Return all entries precisely as they stand, without the images.

*** Input for this task ***

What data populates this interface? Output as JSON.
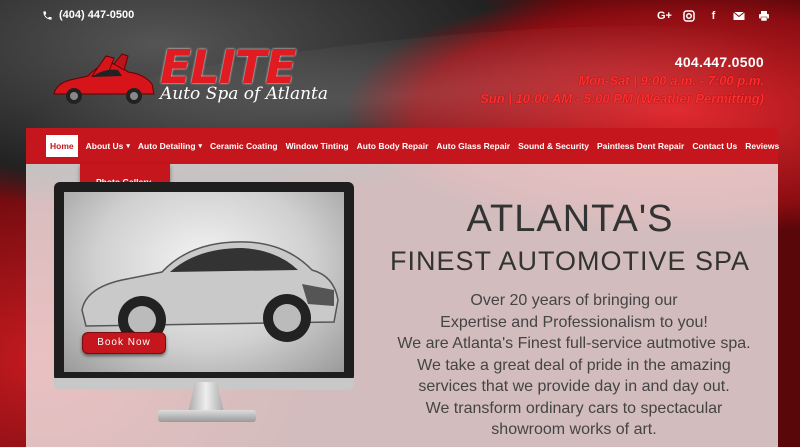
{
  "topbar": {
    "phone": "(404) 447-0500",
    "social_icons": [
      "google-plus-icon",
      "instagram-icon",
      "facebook-icon",
      "email-icon",
      "print-icon"
    ]
  },
  "logo": {
    "title": "ELITE",
    "subtitle": "Auto Spa of Atlanta"
  },
  "contact": {
    "phone": "404.447.0500",
    "hours_weekday": "Mon-Sat | 9:00 a.m. - 7:00 p.m.",
    "hours_sunday": "Sun | 10:00 AM - 5:00 PM (Weather Permitting)"
  },
  "nav": {
    "items": [
      {
        "label": "Home",
        "active": true
      },
      {
        "label": "About Us",
        "has_dropdown": true
      },
      {
        "label": "Auto Detailing",
        "has_dropdown": true
      },
      {
        "label": "Ceramic Coating"
      },
      {
        "label": "Window Tinting"
      },
      {
        "label": "Auto Body Repair"
      },
      {
        "label": "Auto Glass Repair"
      },
      {
        "label": "Sound & Security"
      },
      {
        "label": "Paintless Dent Repair"
      },
      {
        "label": "Contact Us"
      },
      {
        "label": "Reviews"
      }
    ],
    "dropdown_item": "Photo Gallery"
  },
  "hero": {
    "book_button": "Book Now",
    "heading_1": "ATLANTA'S",
    "heading_2": "FINEST AUTOMOTIVE SPA",
    "body_lines": [
      "Over 20 years of bringing our",
      "Expertise and Professionalism to you!",
      "We are Atlanta's Finest full-service autmotive spa.",
      "We take a great deal of pride in the amazing",
      "services that we provide day in and day out.",
      "We transform ordinary cars to spectacular",
      "showroom works of art."
    ]
  },
  "colors": {
    "brand_red": "#c4161c",
    "hours_red": "#ff2d2d"
  }
}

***

◆ **Answer section**
What data populates this interface? Output as JSON.
{
  "topbar": {
    "phone": "(404) 447-0500",
    "social_icons": [
      "google-plus-icon",
      "instagram-icon",
      "facebook-icon",
      "email-icon",
      "print-icon"
    ]
  },
  "logo": {
    "title": "ELITE",
    "subtitle": "Auto Spa of Atlanta"
  },
  "contact": {
    "phone": "404.447.0500",
    "hours_weekday": "Mon-Sat | 9:00 a.m. - 7:00 p.m.",
    "hours_sunday": "Sun | 10:00 AM - 5:00 PM (Weather Permitting)"
  },
  "nav": {
    "items": [
      {
        "label": "Home",
        "active": true
      },
      {
        "label": "About Us",
        "has_dropdown": true
      },
      {
        "label": "Auto Detailing",
        "has_dropdown": true
      },
      {
        "label": "Ceramic Coating"
      },
      {
        "label": "Window Tinting"
      },
      {
        "label": "Auto Body Repair"
      },
      {
        "label": "Auto Glass Repair"
      },
      {
        "label": "Sound & Security"
      },
      {
        "label": "Paintless Dent Repair"
      },
      {
        "label": "Contact Us"
      },
      {
        "label": "Reviews"
      }
    ],
    "dropdown_item": "Photo Gallery"
  },
  "hero": {
    "book_button": "Book Now",
    "heading_1": "ATLANTA'S",
    "heading_2": "FINEST AUTOMOTIVE SPA",
    "body_lines": [
      "Over 20 years of bringing our",
      "Expertise and Professionalism to you!",
      "We are Atlanta's Finest full-service autmotive spa.",
      "We take a great deal of pride in the amazing",
      "services that we provide day in and day out.",
      "We transform ordinary cars to spectacular",
      "showroom works of art."
    ]
  },
  "colors": {
    "brand_red": "#c4161c",
    "hours_red": "#ff2d2d"
  }
}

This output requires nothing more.